According to Epiphanius, certain women in then-largely-pagan Arabia syncretized indigenous beliefs with the worship of Mary, and offered little cakes or bread-rolls.[3] These cakes were called collyris (Greek: κολλυρις), and are the source of the name Collyridians.[4] Epiphanius states that Collyridianism originated in Thrace and Scythia, although it may have first travelled to those regions from Syria or Asia Minor.[3]

Theologian Karl Gerok disputed the existence of the Collyridians, describing it as improbable that a sect composed only of women could have lasted for as long as Epiphanius describes.[1] Protestant writer Samuel Zwemer pointed out that the only source of information about the sect came from Epiphanius.[1]

In his 1976 book The Virgin, historian Geoffrey Ashe puts forward the hypothesis that the Collyridians represented a parallel Marian religion to Christianity, founded by first-generation followers of the Virgin Mary, whose doctrines were later subsumed by the Church at the Council of Ephesus in 431.[4] Historian Averil Cameron has been more sceptical about whether the movement even existed, noting that Epiphanius is the only source for the group, and that later authors simply refer back to his text.[5]

Collyridianism in Christian–Muslim dialogue[edit]

The Collyridians have become of interest in some recent Christian–Muslim religious discussions in reference to the Islamic concept of the Christian Trinity.

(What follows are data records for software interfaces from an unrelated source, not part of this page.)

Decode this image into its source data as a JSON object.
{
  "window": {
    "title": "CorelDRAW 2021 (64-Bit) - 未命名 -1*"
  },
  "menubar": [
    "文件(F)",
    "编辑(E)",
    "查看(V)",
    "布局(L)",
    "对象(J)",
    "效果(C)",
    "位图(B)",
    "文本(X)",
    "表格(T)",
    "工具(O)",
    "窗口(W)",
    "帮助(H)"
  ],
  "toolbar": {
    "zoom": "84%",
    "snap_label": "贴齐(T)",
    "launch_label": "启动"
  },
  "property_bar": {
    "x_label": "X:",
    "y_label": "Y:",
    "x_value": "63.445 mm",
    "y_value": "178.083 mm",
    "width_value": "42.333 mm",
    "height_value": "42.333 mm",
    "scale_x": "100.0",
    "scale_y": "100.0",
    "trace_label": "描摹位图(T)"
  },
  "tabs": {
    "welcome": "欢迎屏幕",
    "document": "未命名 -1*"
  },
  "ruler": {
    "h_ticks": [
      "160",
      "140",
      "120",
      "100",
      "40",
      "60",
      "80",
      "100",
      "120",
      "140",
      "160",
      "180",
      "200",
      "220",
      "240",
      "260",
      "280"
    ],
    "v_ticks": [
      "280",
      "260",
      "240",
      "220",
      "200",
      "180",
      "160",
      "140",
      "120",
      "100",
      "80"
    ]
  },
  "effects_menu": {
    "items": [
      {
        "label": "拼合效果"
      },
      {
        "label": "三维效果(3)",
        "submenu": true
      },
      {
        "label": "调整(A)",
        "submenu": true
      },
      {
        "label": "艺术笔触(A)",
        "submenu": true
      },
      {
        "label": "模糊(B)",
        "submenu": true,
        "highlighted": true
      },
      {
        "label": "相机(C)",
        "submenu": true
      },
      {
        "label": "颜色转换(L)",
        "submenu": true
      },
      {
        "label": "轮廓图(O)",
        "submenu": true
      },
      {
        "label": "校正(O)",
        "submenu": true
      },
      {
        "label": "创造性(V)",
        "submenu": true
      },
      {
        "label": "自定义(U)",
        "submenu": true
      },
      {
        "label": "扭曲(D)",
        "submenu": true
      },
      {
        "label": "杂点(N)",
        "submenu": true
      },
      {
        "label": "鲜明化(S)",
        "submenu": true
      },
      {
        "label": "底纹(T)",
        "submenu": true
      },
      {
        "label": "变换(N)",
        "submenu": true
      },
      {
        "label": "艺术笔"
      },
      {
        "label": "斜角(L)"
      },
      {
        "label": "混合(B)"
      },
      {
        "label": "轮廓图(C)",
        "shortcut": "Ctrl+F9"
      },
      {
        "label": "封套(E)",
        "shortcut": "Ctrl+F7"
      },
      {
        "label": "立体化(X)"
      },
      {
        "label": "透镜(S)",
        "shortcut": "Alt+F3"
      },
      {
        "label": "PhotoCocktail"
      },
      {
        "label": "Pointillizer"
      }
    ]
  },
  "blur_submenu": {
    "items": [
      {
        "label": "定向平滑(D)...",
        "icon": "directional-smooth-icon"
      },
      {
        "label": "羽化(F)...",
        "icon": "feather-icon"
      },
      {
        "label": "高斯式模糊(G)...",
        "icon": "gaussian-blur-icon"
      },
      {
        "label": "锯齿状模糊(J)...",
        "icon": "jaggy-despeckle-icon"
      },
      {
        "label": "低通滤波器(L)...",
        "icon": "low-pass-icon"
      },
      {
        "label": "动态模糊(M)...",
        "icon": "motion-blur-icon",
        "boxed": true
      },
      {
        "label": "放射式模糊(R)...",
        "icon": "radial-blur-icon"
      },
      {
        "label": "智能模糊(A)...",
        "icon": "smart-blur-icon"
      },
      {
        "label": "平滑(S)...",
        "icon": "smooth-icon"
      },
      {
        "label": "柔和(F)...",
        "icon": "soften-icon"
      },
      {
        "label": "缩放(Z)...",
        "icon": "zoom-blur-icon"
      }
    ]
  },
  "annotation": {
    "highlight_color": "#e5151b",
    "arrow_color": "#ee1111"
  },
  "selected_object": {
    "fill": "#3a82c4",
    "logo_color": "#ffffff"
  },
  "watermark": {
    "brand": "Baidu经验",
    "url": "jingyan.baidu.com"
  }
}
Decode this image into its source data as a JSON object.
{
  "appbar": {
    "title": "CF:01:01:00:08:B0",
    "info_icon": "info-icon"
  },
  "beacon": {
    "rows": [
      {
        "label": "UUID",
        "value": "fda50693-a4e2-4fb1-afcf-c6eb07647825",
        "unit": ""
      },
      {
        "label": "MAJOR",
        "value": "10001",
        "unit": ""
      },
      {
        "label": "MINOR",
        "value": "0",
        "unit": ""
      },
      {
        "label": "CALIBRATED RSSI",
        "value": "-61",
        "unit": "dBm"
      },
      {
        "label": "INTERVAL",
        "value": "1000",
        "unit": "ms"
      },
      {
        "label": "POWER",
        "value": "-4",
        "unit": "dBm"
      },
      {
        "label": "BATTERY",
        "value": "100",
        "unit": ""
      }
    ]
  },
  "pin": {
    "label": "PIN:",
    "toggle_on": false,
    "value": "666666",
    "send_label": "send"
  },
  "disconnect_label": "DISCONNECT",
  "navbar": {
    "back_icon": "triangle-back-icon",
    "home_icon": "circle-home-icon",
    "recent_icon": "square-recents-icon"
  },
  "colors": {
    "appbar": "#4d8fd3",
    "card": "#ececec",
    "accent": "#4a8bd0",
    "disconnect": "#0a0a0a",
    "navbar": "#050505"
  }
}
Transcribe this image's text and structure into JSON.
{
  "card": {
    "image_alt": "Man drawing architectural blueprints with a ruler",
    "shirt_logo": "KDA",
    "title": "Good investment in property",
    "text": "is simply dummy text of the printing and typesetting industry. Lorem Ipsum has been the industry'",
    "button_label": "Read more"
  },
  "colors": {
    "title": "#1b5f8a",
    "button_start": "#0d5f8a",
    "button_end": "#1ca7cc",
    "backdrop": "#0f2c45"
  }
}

The debate hinges on some verses in the Qur'an, primarily [Quran 5:73], [Quran 5:75], and [Quran 5:116] in the sura Al-Ma'ida, which have been taken to imply that Muhammad believed that Christians considered Mary part of the Trinity. This idea has never been part of mainstream Christian doctrine, and is not clearly and unambiguously attested among any ancient Christian group (including the Collyridians). But there has been some modern speculation that Muhammad might have confused heretical Collyridian beliefs with those of orthodox Christianity. There is no evidence that Collyridianism still existed in Muhammad's time (the 6th and 7th centuries AD), but perhaps the idea of the divinity of Mary might have been associated with Christian belief in Arabia because of the heritage of the Collyridian heresy.

Some scholars reject the interpretation according to which the Qur'an is said to assert that Mary was part of the Trinity, since the relevant statements can be seen as emphasizing the purely human nature of Mary to reinforce the Islamic belief in the purely human nature of Jesus, whilst also serving as a general restatement of the central Islamic doctrine of Tawhid, the pure oneness of God.

References[edit]

  • Cameron, Averil (2004). "The Cult of the Virgin in Late Antiquity: Religious Development and Myth-Making". Studies in Church History. 39: 1–21. 
  1. ^ a b c d Block, Corrie (2013-10-08). The Qur'an in Christian-Muslim Dialogue: Historical and Modern Interpretations. Routledge. p. 186. ISBN 9781135014056. 
  2. ^ "The Panarion of Epiphanius of Salamis, Books II and III. De Fide". Nag Hammadi and Manichaean Studies (Second, revised ed.). 79. 2012-12-03 – via Brill. 
  3. ^ a b Saint Epiphanius (2013) [c. 375]. The Panarion of Epiphanius of Salamis: De fide. Books II and III. Translated by Williams, Frank. Leiden: Brill. p. 637. ISBN 9004228411. 
  4. ^ a b Carroll, Michael P. (1992-05-05). The Cult of the Virgin Mary: Psychological Origins. Princeton University Press. p. 43. ISBN 0691028672. 
  5. ^ Cameron, "The Cult of the Virgin in Late Antiquity," 6–7.